Either separately or in a joint venture, the major networks could offer live Internet streaming of their programming in a manner that would be totally under their control. The networks could make this service available for free or they could implement a modest charge (or have a mix of free and subscription content, like Hulu). With this infrastructure in place, the networks would be in better position to stop broadcasting over the air.
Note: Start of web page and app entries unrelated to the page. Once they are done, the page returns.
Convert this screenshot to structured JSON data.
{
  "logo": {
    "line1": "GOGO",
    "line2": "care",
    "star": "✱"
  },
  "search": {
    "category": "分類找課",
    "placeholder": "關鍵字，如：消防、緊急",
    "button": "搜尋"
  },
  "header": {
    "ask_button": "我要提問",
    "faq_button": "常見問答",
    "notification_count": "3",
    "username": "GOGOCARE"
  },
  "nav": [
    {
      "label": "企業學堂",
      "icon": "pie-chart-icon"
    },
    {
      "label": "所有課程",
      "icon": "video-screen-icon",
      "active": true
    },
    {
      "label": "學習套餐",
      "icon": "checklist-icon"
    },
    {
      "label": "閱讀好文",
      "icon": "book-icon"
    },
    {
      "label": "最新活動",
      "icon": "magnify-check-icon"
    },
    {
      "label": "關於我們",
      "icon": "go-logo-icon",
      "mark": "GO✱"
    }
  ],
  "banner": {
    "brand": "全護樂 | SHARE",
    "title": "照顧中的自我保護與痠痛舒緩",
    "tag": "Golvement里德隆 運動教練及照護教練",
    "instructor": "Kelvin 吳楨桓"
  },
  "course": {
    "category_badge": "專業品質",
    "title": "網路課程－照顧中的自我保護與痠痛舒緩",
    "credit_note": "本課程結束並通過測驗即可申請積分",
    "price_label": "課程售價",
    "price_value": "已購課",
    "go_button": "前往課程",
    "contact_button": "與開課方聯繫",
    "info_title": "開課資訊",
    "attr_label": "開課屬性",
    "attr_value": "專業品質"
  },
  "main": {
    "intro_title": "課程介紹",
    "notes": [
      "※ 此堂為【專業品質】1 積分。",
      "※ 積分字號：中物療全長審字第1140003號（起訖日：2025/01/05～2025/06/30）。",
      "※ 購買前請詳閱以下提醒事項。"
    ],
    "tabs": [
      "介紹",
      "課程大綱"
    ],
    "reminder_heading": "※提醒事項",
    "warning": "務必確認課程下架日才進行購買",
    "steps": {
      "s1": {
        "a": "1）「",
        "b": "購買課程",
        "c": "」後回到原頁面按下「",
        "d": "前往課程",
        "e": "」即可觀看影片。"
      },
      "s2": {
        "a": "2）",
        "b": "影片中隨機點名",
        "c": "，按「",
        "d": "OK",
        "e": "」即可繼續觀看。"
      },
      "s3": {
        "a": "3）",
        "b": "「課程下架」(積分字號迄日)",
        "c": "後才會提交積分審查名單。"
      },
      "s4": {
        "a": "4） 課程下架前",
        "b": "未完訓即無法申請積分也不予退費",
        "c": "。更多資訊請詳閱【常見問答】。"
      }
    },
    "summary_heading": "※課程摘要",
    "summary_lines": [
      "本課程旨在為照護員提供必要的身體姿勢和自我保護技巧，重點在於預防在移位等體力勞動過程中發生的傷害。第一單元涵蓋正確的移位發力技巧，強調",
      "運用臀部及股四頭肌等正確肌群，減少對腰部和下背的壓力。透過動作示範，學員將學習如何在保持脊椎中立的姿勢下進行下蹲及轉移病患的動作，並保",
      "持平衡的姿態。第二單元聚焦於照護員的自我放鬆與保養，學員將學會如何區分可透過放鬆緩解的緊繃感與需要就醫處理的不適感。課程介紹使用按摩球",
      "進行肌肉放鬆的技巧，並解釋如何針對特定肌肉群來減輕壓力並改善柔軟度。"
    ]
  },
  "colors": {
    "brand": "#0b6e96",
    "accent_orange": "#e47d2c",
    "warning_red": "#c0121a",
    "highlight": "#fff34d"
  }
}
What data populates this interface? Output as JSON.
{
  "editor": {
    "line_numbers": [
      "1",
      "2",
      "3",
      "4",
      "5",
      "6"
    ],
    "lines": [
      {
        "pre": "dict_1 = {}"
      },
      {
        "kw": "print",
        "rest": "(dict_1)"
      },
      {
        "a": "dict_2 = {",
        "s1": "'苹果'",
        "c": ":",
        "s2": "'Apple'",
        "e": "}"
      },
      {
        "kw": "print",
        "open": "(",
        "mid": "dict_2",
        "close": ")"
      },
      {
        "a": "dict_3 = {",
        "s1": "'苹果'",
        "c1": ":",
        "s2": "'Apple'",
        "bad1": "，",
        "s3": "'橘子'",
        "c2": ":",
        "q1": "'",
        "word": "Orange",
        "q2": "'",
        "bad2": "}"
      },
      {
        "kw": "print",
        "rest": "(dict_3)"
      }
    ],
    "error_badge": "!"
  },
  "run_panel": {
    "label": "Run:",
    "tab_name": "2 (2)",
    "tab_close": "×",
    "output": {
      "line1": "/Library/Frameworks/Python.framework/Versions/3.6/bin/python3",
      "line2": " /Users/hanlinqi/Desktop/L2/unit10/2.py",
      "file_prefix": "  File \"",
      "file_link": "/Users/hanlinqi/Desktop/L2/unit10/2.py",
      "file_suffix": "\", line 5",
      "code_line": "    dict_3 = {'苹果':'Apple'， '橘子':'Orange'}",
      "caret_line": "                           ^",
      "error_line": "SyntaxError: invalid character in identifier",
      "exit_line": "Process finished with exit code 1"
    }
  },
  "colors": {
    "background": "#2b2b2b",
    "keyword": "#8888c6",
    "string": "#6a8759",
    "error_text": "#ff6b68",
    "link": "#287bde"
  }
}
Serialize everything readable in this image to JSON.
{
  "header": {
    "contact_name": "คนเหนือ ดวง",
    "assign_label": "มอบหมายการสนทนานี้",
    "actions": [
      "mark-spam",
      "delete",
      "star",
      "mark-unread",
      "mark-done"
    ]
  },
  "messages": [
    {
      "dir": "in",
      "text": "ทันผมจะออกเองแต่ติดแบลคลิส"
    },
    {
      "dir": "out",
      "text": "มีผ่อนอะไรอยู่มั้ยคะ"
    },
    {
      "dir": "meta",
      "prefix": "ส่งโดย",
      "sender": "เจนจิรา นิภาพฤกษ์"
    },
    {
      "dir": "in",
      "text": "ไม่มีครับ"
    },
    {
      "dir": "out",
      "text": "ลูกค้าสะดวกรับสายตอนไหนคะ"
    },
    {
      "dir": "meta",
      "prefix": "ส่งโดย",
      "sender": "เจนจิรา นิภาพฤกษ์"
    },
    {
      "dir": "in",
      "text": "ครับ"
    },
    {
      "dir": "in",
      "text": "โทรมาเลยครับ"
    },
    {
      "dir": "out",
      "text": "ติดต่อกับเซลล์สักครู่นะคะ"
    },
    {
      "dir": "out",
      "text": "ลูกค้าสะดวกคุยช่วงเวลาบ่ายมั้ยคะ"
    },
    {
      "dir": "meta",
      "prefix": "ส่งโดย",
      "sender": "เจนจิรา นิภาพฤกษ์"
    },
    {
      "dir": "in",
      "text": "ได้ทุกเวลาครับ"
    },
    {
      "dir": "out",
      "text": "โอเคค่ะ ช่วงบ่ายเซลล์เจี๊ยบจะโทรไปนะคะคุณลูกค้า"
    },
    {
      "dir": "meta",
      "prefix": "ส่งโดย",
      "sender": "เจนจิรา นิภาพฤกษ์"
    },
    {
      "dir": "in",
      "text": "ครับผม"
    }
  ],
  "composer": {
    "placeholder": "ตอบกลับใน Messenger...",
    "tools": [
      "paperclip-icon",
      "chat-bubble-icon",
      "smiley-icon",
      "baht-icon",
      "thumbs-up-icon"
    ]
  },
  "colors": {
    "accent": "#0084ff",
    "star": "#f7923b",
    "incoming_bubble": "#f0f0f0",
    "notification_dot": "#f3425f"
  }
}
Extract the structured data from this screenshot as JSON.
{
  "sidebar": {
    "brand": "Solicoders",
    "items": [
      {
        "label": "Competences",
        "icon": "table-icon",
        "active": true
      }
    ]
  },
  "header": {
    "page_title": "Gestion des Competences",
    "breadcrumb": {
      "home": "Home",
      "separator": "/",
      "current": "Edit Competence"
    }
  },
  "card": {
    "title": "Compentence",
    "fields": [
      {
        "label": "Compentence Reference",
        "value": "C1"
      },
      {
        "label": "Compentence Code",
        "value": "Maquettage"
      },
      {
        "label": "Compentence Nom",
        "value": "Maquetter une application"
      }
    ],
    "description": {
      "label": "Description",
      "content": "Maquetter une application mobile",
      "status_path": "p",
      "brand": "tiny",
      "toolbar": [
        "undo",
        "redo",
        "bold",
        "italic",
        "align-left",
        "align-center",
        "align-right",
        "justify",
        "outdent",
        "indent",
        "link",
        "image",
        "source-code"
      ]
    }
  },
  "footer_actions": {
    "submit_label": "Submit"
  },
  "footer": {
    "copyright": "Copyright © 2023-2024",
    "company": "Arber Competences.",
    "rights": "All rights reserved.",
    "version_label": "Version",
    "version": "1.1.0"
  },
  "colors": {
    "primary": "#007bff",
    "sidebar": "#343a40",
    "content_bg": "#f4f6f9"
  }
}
This setup could potentially safeguard the pay-TV retransmission fee revenue stream without giving up lots of advertising revenue by locking out households without pay TV.
I think the Aereo service was a great idea, but I don't have high hopes for this little start-up. Rightly or wrongly, the networks are out to kill it. Unfortunately, since Aereo seems likely to win the battle in court, its death may coincide with the death of free broadcast TV. At least two of the four major networks have already threatened to move to cable/satellite. One way that they could potentially do this without losing lots of advertising revenue is by offering their own live Internet streaming services.
I do not expect the networks to feel much financial impact one way or the other from the ongoing lawsuits. In a worst-case scenario, pay-TV subscriber fees would be cut back, but this is a less important revenue stream for them than ad sales. In a best-case scenario, the networks could improve their profitability if Aereo drives them to create better Internet viewing platforms and they are able to monetize this online viewing effectively. Either way, the long era of free broadcast TV may finally be coming to an end, courtesy of Aereo.
Fool contributor Adam Levine-Weinberg is short shares of Netflix. The Motley Fool recommends Netflix and Walt Disney. The Motley Fool owns shares of Netflix and Walt Disney. Try any of our Foolish newsletter services free for 30 days. We Fools may not all hold the same opinions, but we all believe that considering a diverse range of insights makes us better investors. The Motley Fool has a disclosure policy.